N2 - Harry Kroto received the Nobel Prize for Chemistry in 1996 for his discovery of several new allotropes of carbon and in particular the now-famous C60, whose atoms are arranged in the spheroidal shape of the truncated icosahedron and which he named as buckminsterfullerene after the architect famous for his design of geodesic domes. Earlier in his career he made important discoveries concerned with the production of small, semi-stable molecules by pyrolysis methods and their characterization, mainly by means of microwave rotational spectroscopy. He was proud to have discovered by this means the compound CH2=PH because it contains the first known example of a carbon–phosphorus double bond. He later also made notable contributions to the field of materials chemistry, especially through his work on carbon nanotubes. Harry used his charismatic personality to very good effect in furthering the public understanding of science and was particularly good with children in this context. He also had strong views about science and religion which led him to become a campaigning atheist. He was a loyal and supportive friend and led a very happy family life with his wife Margaret and their two sons.

AB - Harry Kroto received the Nobel Prize for Chemistry in 1996 for his discovery of several new allotropes of carbon and in particular the now-famous C60, whose atoms are arranged in the spheroidal shape of the truncated icosahedron and which he named as buckminsterfullerene after the architect famous for his design of geodesic domes. Earlier in his career he made important discoveries concerned with the production of small, semi-stable molecules by pyrolysis methods and their characterization, mainly by means of microwave rotational spectroscopy. He was proud to have discovered by this means the compound CH2=PH because it contains the first known example of a carbon–phosphorus double bond. He later also made notable contributions to the field of materials chemistry, especially through his work on carbon nanotubes. Harry used his charismatic personality to very good effect in furthering the public understanding of science and was particularly good with children in this context. He also had strong views about science and religion which led him to become a campaigning atheist. He was a loyal and supportive friend and led a very happy family life with his wife Margaret and their two sons.

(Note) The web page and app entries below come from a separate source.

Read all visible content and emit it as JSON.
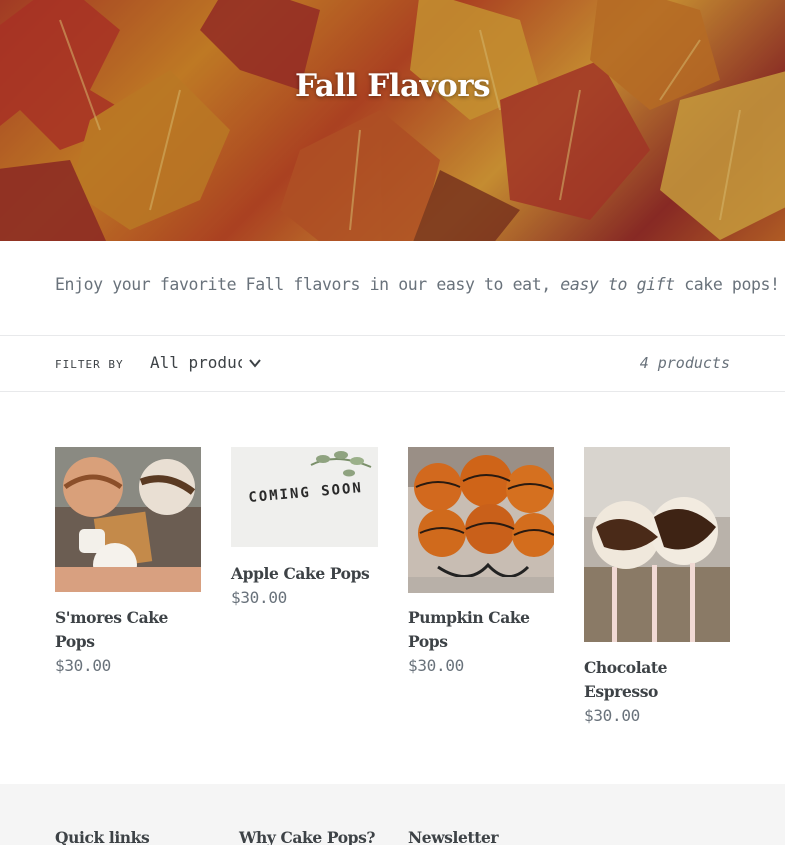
{
  "hero": {
    "title": "Fall Flavors"
  },
  "description": {
    "before": "Enjoy your favorite Fall flavors in our easy to eat, ",
    "emphasis": "easy to gift",
    "after": " cake pops!"
  },
  "filter": {
    "label": "FILTER BY",
    "selected": "All products",
    "count": "4 products"
  },
  "products": [
    {
      "title": "S'mores Cake Pops",
      "price": "$30.00"
    },
    {
      "title": "Apple Cake Pops",
      "price": "$30.00",
      "image_text": "COMING SOON"
    },
    {
      "title": "Pumpkin Cake Pops",
      "price": "$30.00"
    },
    {
      "title": "Chocolate Espresso",
      "price": "$30.00"
    }
  ],
  "footer": {
    "headings": [
      "Quick links",
      "Why Cake Pops?",
      "Newsletter"
    ]
  },
  "colors": {
    "text": "#3d4246",
    "muted": "#69727b",
    "border": "#e8e9eb",
    "footer_bg": "#f5f5f5"
  }
}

U2 - 10.1098/rsbm.2017.0003

DO - 10.1098/rsbm.2017.0003

M3 - Article

VL - 63

SP - 413

EP - 442

JO - Biographical Memoirs of Fellows of the Royal Society

JF - Biographical Memoirs of Fellows of the Royal Society

SN - 0080-4606

ER -